[Page and application data records]
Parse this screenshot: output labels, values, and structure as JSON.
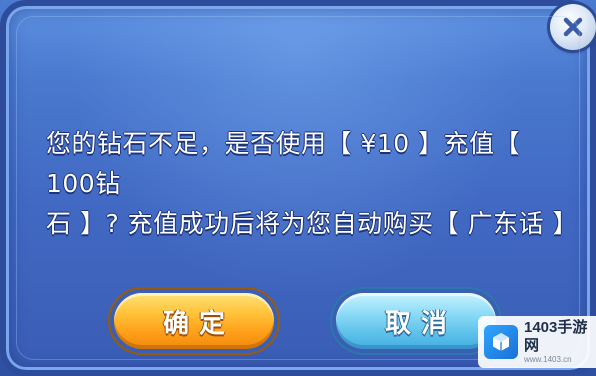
{
  "dialog": {
    "message_line1": "您的钻石不足，是否使用【 ¥10 】充值【 100钻",
    "message_line2": "石 】? 充值成功后将为您自动购买【 广东话 】",
    "confirm_label": "确定",
    "cancel_label": "取消",
    "close_icon": "close-icon"
  },
  "watermark": {
    "title": "1403手游网",
    "subtitle": "www.1403.cn",
    "logo_icon": "cube-icon"
  },
  "colors": {
    "panel": "#4169c3",
    "confirm": "#ffb12b",
    "cancel": "#6cc8ee",
    "text": "#ffffff"
  }
}
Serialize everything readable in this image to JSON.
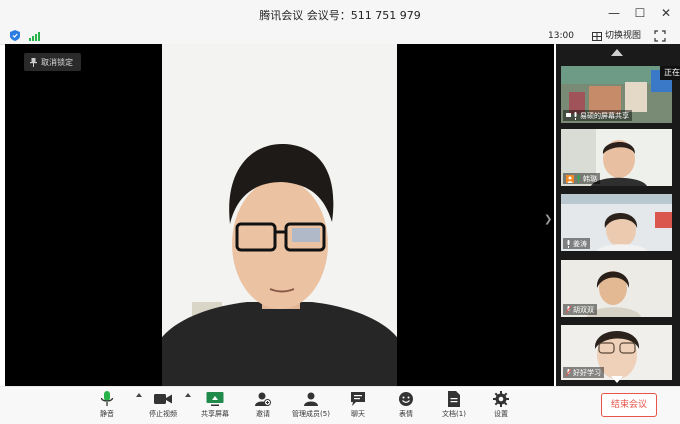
{
  "window": {
    "title": "腾讯会议 会议号：511 751 979"
  },
  "statusbar": {
    "time": "13:00",
    "switch_view": "切换视图"
  },
  "main": {
    "unpin_label": "取消锁定"
  },
  "gallery": {
    "speaking_label": "正在",
    "participants": [
      {
        "name": "易硕的屏幕共享"
      },
      {
        "name": "韩璐"
      },
      {
        "name": "姜涛"
      },
      {
        "name": "胡双双"
      },
      {
        "name": "好好学习"
      }
    ]
  },
  "controls": {
    "mute": "静音",
    "stop_video": "停止视频",
    "share_screen": "共享屏幕",
    "invite": "邀请",
    "manage_members": "管理成员(5)",
    "chat": "聊天",
    "reactions": "表情",
    "documents": "文档(1)",
    "settings": "设置",
    "end_meeting": "结束会议"
  },
  "colors": {
    "accent_green": "#28b24a",
    "end_red": "#e8544a",
    "shield_blue": "#2b7de1"
  }
}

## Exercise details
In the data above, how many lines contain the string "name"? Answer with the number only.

## Output
5